The original chapel on this location was replaced with an amazing Gothic Revival building that was completed between 1916 and 1949. The construction of this remarkable church took so long because of the complicated location of the church above a canyon of the Guáitara River in southern Colombia.
6. Woolworth Building
The Woolworth Building is one of the ultimate masterpieces of renowned American architect Cass Gilbert (1859-1934), an early proponent of skyscrapers. This tower with Gothic Revival elements is located in the Tribeca neighborhood of Manhattan, just north of the city’s main financial district.
This early skyscraper was completed between 1910 and 1913 and stands 241 meters (792 feet) tall. This height made it the tallest building in the world between 1913 and 1930. It was renovated multiple times and especially its crown makes it one of the most distinctive NYC landmarks.
7. Tribune Tower
New York City isn’t the only city in the United States that is home to a Gothic Revival skyscraper. One of the most famous skyscrapers in Chicago, a structure called the Tribune Tower, features stunning Gothic elements as well.
The building was constructed between 1923 and 1925 at the height of the Roaring Twenties and served as the headquarters of the Chicago Tribune, a popular local newspaper. The tower overlooks Pioneer court, the location believed to have been where Jean Baptiste Point du Sable, the founder of modern-day Chicago, constructed his home.
8. Tower Bridge
Tower Bridge is without a doubt the most iconic bridge in London. That’s mainly because of its distinctive twin towers that dominate the area near the Tower of London. The bridge was designed in such a way to resemble this famous castle in England.
What’s remarkable about this Gothic Revival building is that the towers consist of a steel structure and the distinctive towers are merely clad Cornish granite and Portland stone.
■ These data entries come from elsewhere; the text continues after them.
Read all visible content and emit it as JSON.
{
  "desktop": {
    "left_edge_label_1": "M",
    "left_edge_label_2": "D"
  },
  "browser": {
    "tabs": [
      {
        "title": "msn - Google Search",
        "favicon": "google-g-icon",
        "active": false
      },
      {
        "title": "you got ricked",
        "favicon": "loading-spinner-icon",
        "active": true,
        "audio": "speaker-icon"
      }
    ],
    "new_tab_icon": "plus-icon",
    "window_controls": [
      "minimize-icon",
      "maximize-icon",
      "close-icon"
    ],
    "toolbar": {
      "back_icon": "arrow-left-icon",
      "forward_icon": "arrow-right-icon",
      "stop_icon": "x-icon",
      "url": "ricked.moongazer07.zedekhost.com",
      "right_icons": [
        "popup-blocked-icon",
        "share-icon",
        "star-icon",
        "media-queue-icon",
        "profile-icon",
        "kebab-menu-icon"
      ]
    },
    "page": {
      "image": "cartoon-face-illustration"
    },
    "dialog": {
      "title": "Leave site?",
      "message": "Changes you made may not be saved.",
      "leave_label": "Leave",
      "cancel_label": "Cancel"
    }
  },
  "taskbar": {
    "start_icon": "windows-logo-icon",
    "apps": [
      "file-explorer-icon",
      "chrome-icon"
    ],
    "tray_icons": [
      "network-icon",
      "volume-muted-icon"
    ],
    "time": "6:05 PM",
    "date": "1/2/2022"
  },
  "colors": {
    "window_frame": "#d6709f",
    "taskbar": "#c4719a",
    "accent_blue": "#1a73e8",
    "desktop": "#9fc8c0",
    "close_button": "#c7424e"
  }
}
Despite this notion, it’s by far the most impressive Gothic Revival bridge in the world.
9. Washington National Cathedral
The Washington National Cathedral is officially known as the Cathedral Church of Saint Peter and Saint Paul in the City and Diocese of Washington. It’s a cathedral of the Episcopal Church, an Anglican community in the United States, and was constructed between 1906 and 1988.
The Gothic Revival architecture of the cathedral closely resembles that of the Gothic style that was dominant in England in the 14th century. Its main architectural features are pointed arches, stained-glass windows, and flying buttresses, all typical Gothic elements. It’s the second-largest church in the United States after the Cathedral of St. John the Divine in New York City.
10. Strawberry Hill House
Gothic Revival architecture emerged in England in the 18th century and one of the pioneering buildings of this style can be found in Twickenham, a borough in the southwest of London. The Strawberry Hill House was constructed in various phases between 1749 and 1776.
The building was commissioned by Horace Walpole, 4th Earl of Orford (1717-1797), who was an English writer, art historian, antiquarian, and politician of the Whig party. It was the first structure to be completely built in the Gothic style since the Middle Ages, meaning it launched Neo-Gothic architecture.